BOOK REVIEW: ‘Brief Answers to the Big Questions’ by Stephen Hawking

Stephen Hawking was one of the world's greatest scientists. He battled amyotrophic lateral sclerosis (ALS) for more than 50 years, and produced groundbreaking work in physics, cosmology and popular science. His book, "A Brief History of Time" (1988), which sold more than 10 million copies in 20 years, made him a household name -- along with TV appearances on "Star Trek: The Next Generation," "The Big Bang Theory" and "The Simpsons." Published February 4, 2019

BOOK REVIEW: ‘Erebus’ by Michael Palin

In 1841, the British explorer Sir John Franklin set a course for the Arctic with two ships, the HMS Terror and HMS Erebus. The expedition was considered lost until 2014, when the Erebus (which Franklin had sailed in) was discovered in Queen Maud Gulf in Nunavut, Canada. Published December 31, 2018

BOOK REVIEW: ‘Impressionist Treasures’ by Paul Lang

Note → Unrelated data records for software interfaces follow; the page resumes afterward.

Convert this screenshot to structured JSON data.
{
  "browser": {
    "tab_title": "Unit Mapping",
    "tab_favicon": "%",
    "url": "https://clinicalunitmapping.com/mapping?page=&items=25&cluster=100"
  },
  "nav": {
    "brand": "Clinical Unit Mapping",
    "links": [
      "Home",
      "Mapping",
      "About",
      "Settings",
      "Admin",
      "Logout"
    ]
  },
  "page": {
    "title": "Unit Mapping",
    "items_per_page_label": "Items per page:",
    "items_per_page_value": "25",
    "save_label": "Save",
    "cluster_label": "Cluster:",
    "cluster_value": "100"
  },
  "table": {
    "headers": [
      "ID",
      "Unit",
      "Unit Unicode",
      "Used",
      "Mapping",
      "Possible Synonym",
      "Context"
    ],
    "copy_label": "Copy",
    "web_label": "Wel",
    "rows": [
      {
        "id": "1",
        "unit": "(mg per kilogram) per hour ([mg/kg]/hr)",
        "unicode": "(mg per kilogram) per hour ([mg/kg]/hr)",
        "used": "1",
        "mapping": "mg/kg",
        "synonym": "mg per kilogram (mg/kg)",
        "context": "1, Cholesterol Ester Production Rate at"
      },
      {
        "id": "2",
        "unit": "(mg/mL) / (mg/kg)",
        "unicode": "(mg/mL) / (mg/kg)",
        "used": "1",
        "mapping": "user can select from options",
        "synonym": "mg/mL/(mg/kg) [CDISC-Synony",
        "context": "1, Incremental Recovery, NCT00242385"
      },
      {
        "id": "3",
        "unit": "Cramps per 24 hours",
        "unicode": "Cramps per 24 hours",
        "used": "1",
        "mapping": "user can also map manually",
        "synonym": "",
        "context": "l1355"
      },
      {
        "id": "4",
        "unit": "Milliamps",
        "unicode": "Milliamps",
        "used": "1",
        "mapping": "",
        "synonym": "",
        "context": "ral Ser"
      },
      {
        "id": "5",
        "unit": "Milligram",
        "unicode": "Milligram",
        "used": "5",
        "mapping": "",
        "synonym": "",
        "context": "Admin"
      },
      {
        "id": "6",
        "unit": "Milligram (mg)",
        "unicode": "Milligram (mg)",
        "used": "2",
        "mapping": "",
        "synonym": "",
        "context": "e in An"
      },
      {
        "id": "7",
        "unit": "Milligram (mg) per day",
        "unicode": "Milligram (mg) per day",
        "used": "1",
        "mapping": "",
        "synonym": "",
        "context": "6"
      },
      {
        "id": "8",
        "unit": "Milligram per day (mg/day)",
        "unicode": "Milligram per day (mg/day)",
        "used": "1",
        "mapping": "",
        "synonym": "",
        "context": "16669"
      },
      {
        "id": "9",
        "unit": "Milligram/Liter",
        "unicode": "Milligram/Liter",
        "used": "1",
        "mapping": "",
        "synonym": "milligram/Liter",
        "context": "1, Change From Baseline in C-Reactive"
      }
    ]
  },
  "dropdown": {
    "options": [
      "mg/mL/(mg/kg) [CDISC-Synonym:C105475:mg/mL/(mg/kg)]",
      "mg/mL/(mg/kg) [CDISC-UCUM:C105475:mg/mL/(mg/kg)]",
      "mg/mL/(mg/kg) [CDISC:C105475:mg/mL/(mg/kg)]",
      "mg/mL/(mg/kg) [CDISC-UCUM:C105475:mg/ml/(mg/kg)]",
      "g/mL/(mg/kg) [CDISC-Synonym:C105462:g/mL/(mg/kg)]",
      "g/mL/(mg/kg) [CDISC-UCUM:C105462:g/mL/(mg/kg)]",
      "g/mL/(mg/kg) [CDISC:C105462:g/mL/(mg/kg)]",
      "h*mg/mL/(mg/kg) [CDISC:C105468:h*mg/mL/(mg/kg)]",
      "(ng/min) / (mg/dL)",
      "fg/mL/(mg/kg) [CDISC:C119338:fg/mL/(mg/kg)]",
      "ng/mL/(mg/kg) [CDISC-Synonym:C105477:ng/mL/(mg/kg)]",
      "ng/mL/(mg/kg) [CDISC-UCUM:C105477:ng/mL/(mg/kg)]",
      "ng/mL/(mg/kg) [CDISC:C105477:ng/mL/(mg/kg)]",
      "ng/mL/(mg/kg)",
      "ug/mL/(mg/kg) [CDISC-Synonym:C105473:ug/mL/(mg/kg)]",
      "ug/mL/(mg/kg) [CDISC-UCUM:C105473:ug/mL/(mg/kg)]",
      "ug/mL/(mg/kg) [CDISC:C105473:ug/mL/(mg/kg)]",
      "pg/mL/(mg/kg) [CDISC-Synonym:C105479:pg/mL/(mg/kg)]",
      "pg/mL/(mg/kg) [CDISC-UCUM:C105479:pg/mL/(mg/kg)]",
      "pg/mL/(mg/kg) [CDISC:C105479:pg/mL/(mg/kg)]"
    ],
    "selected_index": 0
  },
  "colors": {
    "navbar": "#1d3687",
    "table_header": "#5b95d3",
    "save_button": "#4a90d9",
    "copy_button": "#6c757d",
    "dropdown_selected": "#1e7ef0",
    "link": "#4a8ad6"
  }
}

Denmark is known for its quality of life, social mobility, cuisine, outdoor sports and exceedingly high taxes. Few would likely have included one of the more impressive collections of French Impressionism on their list. Published December 20, 2018